>>>>>

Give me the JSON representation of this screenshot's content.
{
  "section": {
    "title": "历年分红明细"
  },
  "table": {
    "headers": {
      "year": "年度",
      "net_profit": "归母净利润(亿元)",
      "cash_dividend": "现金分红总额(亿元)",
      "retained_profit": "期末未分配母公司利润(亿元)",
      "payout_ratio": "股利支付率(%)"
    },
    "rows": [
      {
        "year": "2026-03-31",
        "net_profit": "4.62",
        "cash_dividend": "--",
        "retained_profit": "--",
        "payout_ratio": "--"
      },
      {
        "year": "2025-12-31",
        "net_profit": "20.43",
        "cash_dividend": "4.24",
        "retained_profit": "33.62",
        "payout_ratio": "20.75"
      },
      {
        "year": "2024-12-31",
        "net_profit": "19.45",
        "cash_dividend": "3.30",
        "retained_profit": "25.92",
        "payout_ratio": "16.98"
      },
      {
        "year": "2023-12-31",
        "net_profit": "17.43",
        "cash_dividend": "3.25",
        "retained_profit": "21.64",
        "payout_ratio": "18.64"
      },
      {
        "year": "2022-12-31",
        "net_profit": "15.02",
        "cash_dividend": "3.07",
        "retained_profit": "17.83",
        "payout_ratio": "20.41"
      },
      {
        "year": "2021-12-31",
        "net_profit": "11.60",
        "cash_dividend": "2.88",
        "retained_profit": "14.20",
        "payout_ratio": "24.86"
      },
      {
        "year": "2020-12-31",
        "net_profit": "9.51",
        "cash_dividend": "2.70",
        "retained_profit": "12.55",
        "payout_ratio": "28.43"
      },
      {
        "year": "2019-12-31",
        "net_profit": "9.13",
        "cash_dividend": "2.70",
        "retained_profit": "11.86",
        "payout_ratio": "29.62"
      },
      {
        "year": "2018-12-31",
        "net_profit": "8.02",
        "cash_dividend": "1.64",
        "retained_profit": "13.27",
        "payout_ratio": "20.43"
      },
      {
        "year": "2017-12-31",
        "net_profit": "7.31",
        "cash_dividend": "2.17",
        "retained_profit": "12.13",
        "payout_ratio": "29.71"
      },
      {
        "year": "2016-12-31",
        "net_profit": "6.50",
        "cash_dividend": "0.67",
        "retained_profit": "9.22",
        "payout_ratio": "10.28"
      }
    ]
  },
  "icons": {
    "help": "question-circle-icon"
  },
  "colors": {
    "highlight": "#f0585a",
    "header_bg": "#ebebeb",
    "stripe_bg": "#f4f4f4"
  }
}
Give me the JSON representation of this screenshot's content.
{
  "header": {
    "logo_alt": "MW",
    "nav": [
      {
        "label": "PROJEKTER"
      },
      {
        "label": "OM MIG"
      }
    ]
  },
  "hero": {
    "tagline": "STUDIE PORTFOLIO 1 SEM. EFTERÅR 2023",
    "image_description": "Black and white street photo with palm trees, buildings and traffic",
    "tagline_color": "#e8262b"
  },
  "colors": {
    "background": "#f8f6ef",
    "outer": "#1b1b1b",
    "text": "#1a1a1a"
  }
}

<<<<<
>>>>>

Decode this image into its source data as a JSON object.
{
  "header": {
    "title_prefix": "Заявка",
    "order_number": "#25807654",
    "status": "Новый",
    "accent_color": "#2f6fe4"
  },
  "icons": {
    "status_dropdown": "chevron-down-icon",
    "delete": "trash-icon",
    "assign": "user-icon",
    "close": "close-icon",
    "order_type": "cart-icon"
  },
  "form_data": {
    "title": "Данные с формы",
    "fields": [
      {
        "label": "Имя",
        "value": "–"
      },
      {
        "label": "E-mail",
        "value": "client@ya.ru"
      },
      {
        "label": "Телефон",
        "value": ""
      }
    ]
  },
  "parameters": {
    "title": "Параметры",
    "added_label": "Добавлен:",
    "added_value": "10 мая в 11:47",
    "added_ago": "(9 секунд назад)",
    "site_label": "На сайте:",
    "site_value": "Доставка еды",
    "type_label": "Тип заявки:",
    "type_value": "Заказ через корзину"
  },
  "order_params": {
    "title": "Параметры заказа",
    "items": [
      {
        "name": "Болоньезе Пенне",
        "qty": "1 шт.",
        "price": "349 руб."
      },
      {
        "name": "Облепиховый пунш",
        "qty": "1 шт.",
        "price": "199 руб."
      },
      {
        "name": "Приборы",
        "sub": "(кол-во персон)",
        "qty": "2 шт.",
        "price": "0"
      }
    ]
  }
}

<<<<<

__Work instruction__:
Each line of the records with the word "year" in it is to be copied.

__Your response__:
      "year": "年度",
        "year": "2026-03-31",
        "year": "2025-12-31",
        "year": "2024-12-31",
        "year": "2023-12-31",
        "year": "2022-12-31",
        "year": "2021-12-31",
        "year": "2020-12-31",
        "year": "2019-12-31",
        "year": "2018-12-31",
        "year": "2017-12-31",
        "year": "2016-12-31",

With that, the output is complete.